When we heard that celebrity chef Jamie Oliver was jumping across the pond to visit Canada, you bet we got pretty excited! As a busy father of five, his time is even more precious these days and his commitment to educating everyone from parents and kids to government officials about healthy eating has definitely taken centre stage over the past few years with his Food Revolution initiative. On top of his shows, websites, and best-selling cookbooks, we knew that he would be giving his all on this visit.
In fact, this recent trip wasn’t just to promote his new cookbook “Super Food Family Classics” or to promote the new food network Gusto or mingle at his restaurant Jamie’s Italian Kitchen.

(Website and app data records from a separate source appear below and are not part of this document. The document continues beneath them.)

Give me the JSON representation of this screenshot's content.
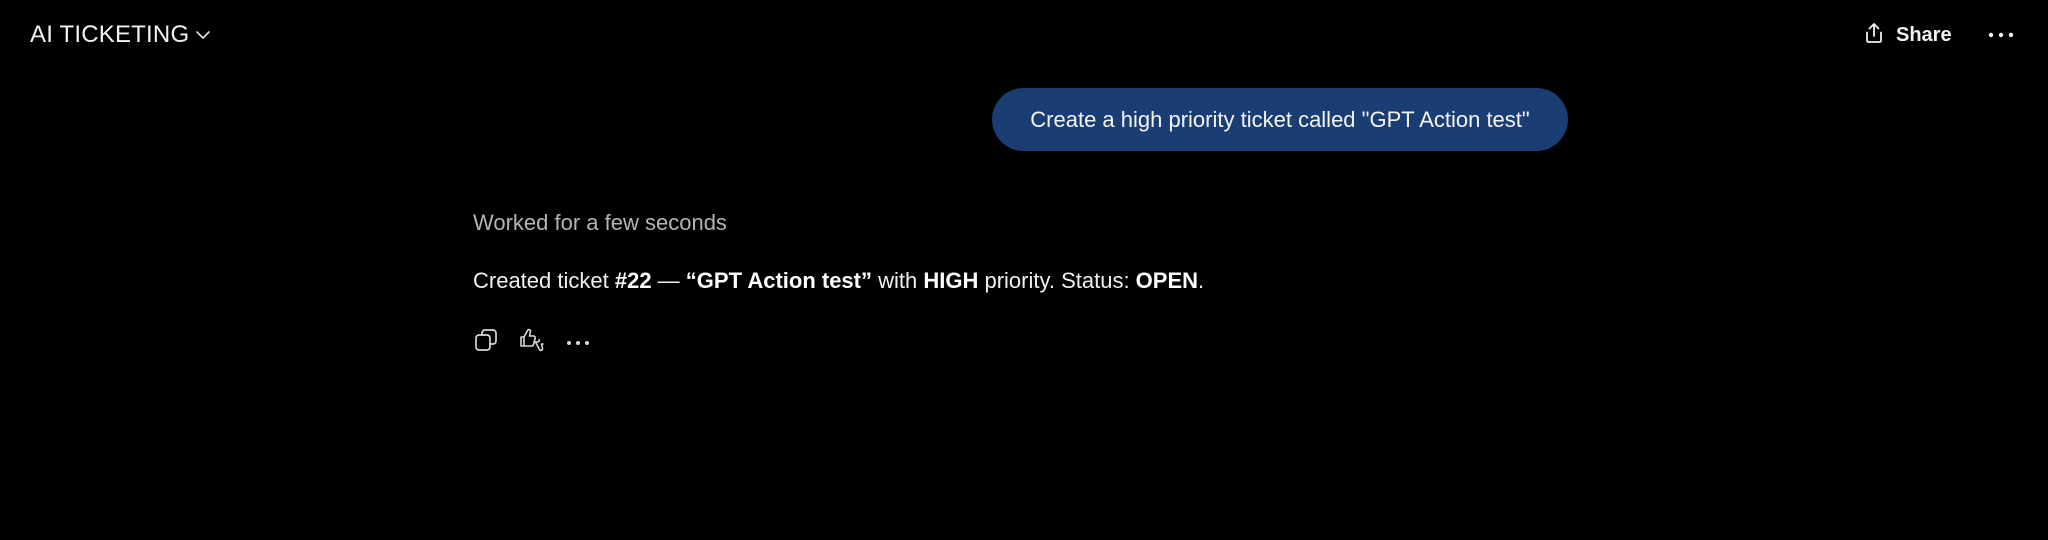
{
  "header": {
    "model_title": "AI TICKETING",
    "share_label": "Share"
  },
  "conversation": {
    "user_message": "Create a high priority ticket called \"GPT Action test\"",
    "worked_status": "Worked for a few seconds",
    "assistant_message": {
      "prefix": "Created ticket ",
      "ticket_number": "#22",
      "dash": " — ",
      "ticket_title": "“GPT Action test”",
      "with_text": " with ",
      "priority": "HIGH",
      "priority_suffix": " priority. Status: ",
      "status": "OPEN",
      "end": "."
    }
  },
  "icons": {
    "model_dropdown": "chevron-down-icon",
    "share": "share-icon",
    "more": "more-horizontal-icon",
    "copy": "copy-icon",
    "feedback": "thumbs-icon",
    "message_more": "more-horizontal-icon"
  },
  "colors": {
    "background": "#000000",
    "user_bubble": "#1a3d73",
    "text_primary": "#f0f0f0",
    "text_muted": "#b4b4b4"
  }
}
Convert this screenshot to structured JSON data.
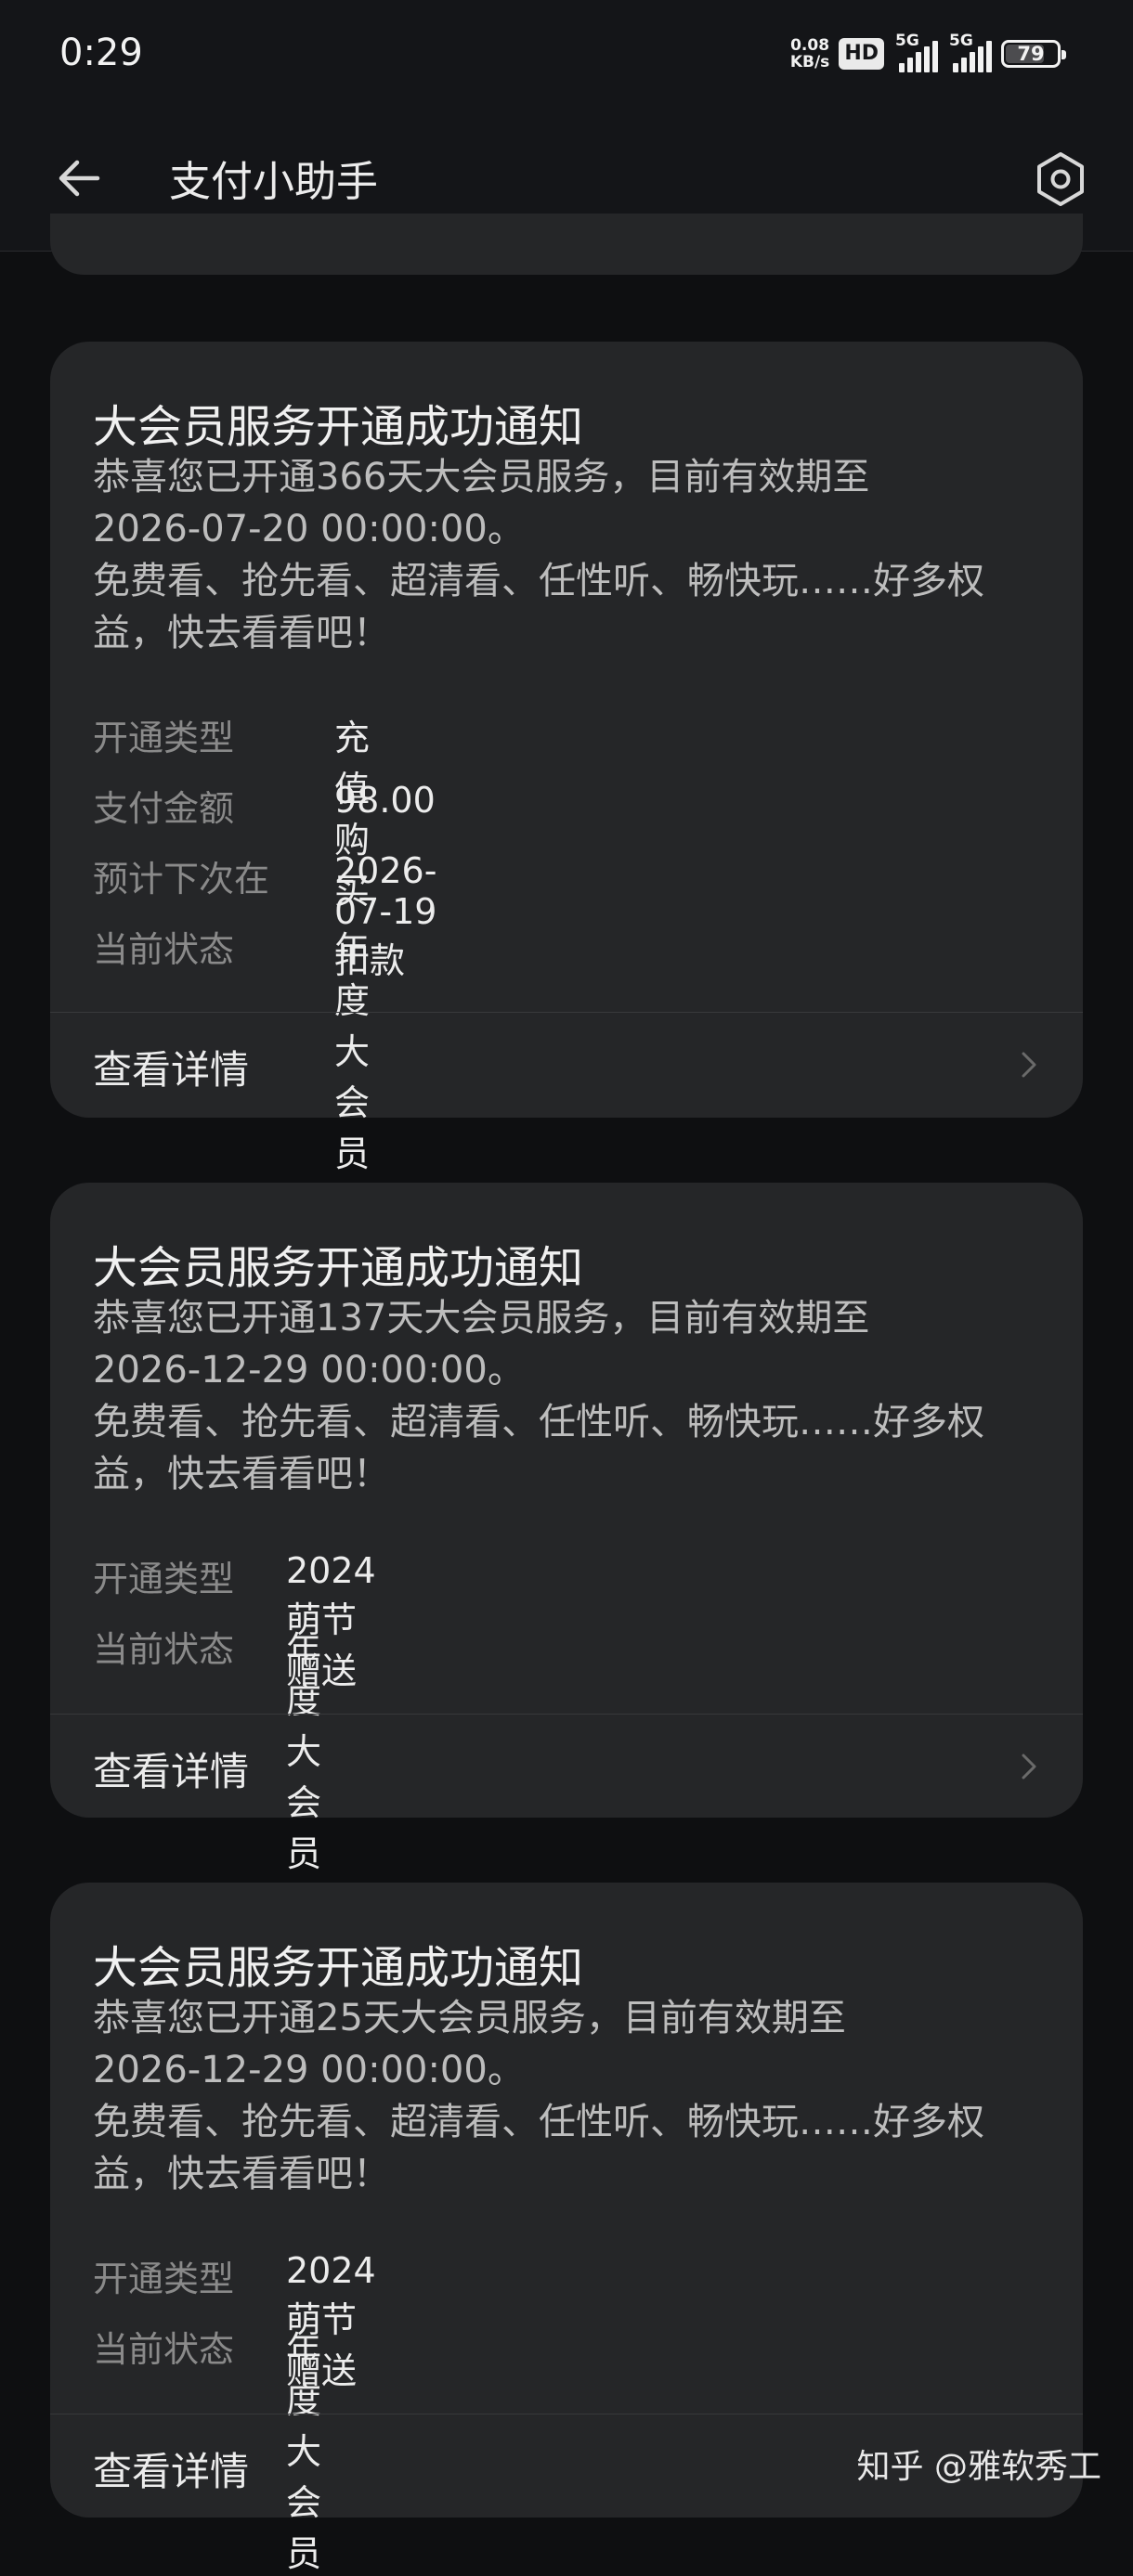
{
  "status_bar": {
    "time": "0:29",
    "net_speed_value": "0.08",
    "net_speed_unit": "KB/s",
    "hd_badge": "HD",
    "sim1_label": "5G",
    "sim2_label": "5G",
    "battery": "79"
  },
  "app_bar": {
    "title": "支付小助手",
    "back_icon": "arrow-left-icon",
    "settings_icon": "hexagon-settings-icon"
  },
  "cards": [
    {
      "title": "大会员服务开通成功通知",
      "body_line1": "恭喜您已开通366天大会员服务，目前有效期至",
      "body_line2": "2026-07-20 00:00:00。",
      "body_line3": "免费看、抢先看、超清看、任性听、畅快玩……好多权",
      "body_line4": "益，快去看看吧！",
      "fields": [
        {
          "label": "开通类型",
          "value": "充值购买"
        },
        {
          "label": "支付金额",
          "value": "98.00"
        },
        {
          "label": "预计下次在",
          "value": "2026-07-19扣款"
        },
        {
          "label": "当前状态",
          "value": "年度大会员"
        }
      ],
      "detail_label": "查看详情"
    },
    {
      "title": "大会员服务开通成功通知",
      "body_line1": "恭喜您已开通137天大会员服务，目前有效期至",
      "body_line2": "2026-12-29 00:00:00。",
      "body_line3": "免费看、抢先看、超清看、任性听、畅快玩……好多权",
      "body_line4": "益，快去看看吧！",
      "fields": [
        {
          "label": "开通类型",
          "value": "2024萌节赠送"
        },
        {
          "label": "当前状态",
          "value": "年度大会员"
        }
      ],
      "detail_label": "查看详情"
    },
    {
      "title": "大会员服务开通成功通知",
      "body_line1": "恭喜您已开通25天大会员服务，目前有效期至",
      "body_line2": "2026-12-29 00:00:00。",
      "body_line3": "免费看、抢先看、超清看、任性听、畅快玩……好多权",
      "body_line4": "益，快去看看吧！",
      "fields": [
        {
          "label": "开通类型",
          "value": "2024萌节赠送"
        },
        {
          "label": "当前状态",
          "value": "年度大会员"
        }
      ],
      "detail_label": "查看详情"
    }
  ],
  "watermark": "知乎 @雅软秀工",
  "colors": {
    "background": "#0e0f11",
    "card": "#252628",
    "label": "#8a8a8a",
    "text": "#ececec"
  }
}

He also planned to have a meeting with Prime Minister Justin Trudeau.
On the eve of his meeting with the Prime Minister, Oliver gathered with food writers and educators at the first North American outpost of his restaurant Jamie’s Italian Yorkdale (a second location is going to open soon at Square One in Mississauga). He was already on the television circuit for the past 24 hours, so nabbing a moment with him was like winning the lottery. We not only enjoyed the food and being part of his Facebook live feed but also shared ideas with each other about what changes we’re making when it comes to food for our own families, our readers, and followers.
His focus is on the need for governments to create sound strategies to help combat childhood obesity. You can visit his Jamie’s Food Revolution site and see just how passionate he is about encouraging us all to make informed decisions. But what struck me was that even though he’s an advocate for healthy changes he does remind us that it’s ultimately an individual choice.
His restaurant, for example, started with the idea of having really good, quality food that is accessible. So, the step to offer this in such busy locations like the most popular shopping centres is an alternative to standard food court options of fried and fast. But he also recognizes that his restaurants need to be flexible. His restaurants include classic dishes to some innovative offerings. “It’s about feasting and sharing,” said Oliver. “It’s about simple food, simple grill and we started eight years ago. Now we’re in Canada. I’m very lucky…this is my baby.” Oliver went on to tell us how pleased he been with the staff and the food and tells us that he’s not that easy to work with.
So, why did he choose Canada to open his first North American restaurants?
Oliver tells us that he definitely feels at home here and his partners play a big role in supporting his vision and needs. “We have really high standards in how we do what we do.” Having visited Canada a few times, he loves the interesting pop-ups and strong food interests here that also reminds him of London, UK. “I like the variety and it’s really cool and laid back here.” Oliver explains that he also loves how everyone at the table is open to sharing dishes seeing four people sharing two plates of pasta or vice-versa — the Italian way of eating warms the heart. “The restaurant here has a great energy and has that swagger,” he says.
Recently, Oliver’s Food Revolution campaign pushed the British government to unveil a plan to tax sugary drinks. We wanted to find out more about what he hoped to discuss with our Canadian Prime Minister. “He’s very open to chatting and passionate about child health so I’m interested to see what could work. There’s a lot of promises out there…hopefully it will be a meeting of the minds,” says Oliver. There were also plenty of discussions on how the government can get involved with how sugary foods and other unhealthy consumed choices are marketed to children here to help combat childhood obesity and other health-related issues directly linked to food and lifestyle.
According to the Childhood Obesity Foundation in Canada, there has been a dramatic increase in unhealthy weights in Canada and increasingly, obese children are being diagnosed with other health issues including type 2 diabetes, high blood pressure, bone and joint problems, sleep disorders, fatigue and more. Needless to say, we need to all do something about it even if it takes a celebrity chef to remind us to take action. There is lots to be done but Oliver feels that Trudeau can make a difference, not just in Canada but globally.
On a lighter note, I have to admit that Jamie Oliver is as charming as you would imagine any Brit would be. Not only that but given his popularity and the throngs that follow his every move, it was refreshing to be able to spend a few mere moments with him focused on your words and not feel rushed in a flurry of activity. He was asked if he minded when fans stop him on the streets or ask him for selfies and photos. “Not normally, I know it’s my job and the public has been an amazing sort of stereo or 3D element in my life. But there are scenarios like when being asked for a selfie while I was going to the toilet by a woman. It can be weird at times but normally they let me have dinner. People in Canada have been super polite. But please don’t follow me to the toilet.”
By the way, I love sifting through his new cookbook and we’ve noticed a recipe that reminds my family of our favourite dish, Ma Po Tofu. In Super Food Family Classics he’s got a Chinese Steak & Tofu Stew with Sticky Rice and Beans and Szechuan Sprinkle that has a good dose of nutrients. Using Adzuki beans, he says in his book, is a big hit of zinc that is needed to help us metabolize other vitamins. Link here for the recipe .
Leave a Reply